A professor at Antioch University in California argued this month that Game of Thrones encourages its audience to embrace white supremacy.
Antioch University Professor Timothy Malone argued that Game of Thrones pushed a “white supremacist” message in a recent column. Malone argued in the column that “white supremacist” themes appear throughout the plot of the popular show, which recently aired its final episode.
It is whiteness as social capital – you may be poor and at the bottom of the hierarchy, but at least you’re not Black, (or in this case, an ice zombie). That’s why they were located beyond the wall (the prison). In the show, they become deputized in the struggle against White Walkers; in reality, the device has been to turn some percentage of them into cops and prison guards with good benefits to ensure their loyalty to white supremacist capital. The key here is that the Wildings are fundamentally on the human side of the “human vs. subhuman/contaminant” binary, just relegated to the role of front-line enforcers of the order.
Malone argues that the fictional television show encourages its multiracial audience to adopt the mindset of “white supremacy.”
The ideological work further comes in the form of crafting identifications with a particular house: Targaryen, Lannister, Stark. With whom do you identify? Are you “team” Stark? Targaryen? Lannister? All offer different configurations of neoliberal white supremacist capital for its multicultural audience to cheer for.

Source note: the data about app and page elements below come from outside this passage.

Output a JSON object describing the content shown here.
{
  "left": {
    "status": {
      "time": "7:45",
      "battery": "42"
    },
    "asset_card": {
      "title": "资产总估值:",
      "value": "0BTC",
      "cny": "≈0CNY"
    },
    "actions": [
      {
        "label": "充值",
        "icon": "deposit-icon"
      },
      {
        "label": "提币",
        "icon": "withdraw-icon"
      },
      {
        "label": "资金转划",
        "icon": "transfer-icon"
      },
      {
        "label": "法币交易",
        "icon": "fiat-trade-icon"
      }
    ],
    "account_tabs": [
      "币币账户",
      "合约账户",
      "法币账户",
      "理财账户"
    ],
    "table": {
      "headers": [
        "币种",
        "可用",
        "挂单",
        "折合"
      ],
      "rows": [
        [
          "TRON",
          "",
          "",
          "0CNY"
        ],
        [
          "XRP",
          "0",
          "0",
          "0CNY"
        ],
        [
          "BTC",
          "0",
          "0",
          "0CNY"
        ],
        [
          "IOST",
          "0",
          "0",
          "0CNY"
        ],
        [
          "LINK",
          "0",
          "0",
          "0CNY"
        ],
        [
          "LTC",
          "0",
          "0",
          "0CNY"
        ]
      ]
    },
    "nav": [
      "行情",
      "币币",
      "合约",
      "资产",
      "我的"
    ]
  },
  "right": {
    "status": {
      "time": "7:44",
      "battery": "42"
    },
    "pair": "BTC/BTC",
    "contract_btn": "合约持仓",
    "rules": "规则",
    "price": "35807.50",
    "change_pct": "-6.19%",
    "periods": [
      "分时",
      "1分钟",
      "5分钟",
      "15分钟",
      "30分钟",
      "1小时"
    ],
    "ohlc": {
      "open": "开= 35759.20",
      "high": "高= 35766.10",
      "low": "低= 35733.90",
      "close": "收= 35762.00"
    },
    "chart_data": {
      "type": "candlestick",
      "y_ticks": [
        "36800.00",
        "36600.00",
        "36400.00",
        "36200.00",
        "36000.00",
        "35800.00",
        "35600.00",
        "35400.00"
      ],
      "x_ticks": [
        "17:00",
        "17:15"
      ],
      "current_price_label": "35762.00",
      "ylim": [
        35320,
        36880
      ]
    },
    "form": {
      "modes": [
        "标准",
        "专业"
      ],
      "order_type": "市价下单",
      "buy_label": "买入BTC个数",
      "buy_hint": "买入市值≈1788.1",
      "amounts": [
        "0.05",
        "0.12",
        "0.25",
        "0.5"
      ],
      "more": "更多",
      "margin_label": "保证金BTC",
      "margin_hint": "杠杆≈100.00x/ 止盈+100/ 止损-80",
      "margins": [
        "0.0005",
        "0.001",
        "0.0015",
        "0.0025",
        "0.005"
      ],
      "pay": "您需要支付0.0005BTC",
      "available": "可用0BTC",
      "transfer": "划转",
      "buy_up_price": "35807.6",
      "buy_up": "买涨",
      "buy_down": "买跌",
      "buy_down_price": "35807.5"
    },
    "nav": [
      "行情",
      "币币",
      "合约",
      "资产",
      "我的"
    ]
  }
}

On May 18, Malone doubled down on his beliefs during an interview with Salon. In the interview, Malone argued that the modern white supremacist worldview is inspired by fantasy fiction works like Lord of the Rings and Game of Thrones.
The Nazi and other white right-wing types who are using that imagery as we saw in Charlottesville and elsewhere are not invested in the real history of medieval or ancient Europe in the first place. What they are invested in are things like “Lord of Rings” and “Game of Thrones.” These white supremacists are not scholars of European history.
The professor has not expressed his opinion on the series finale of Game of Thrones.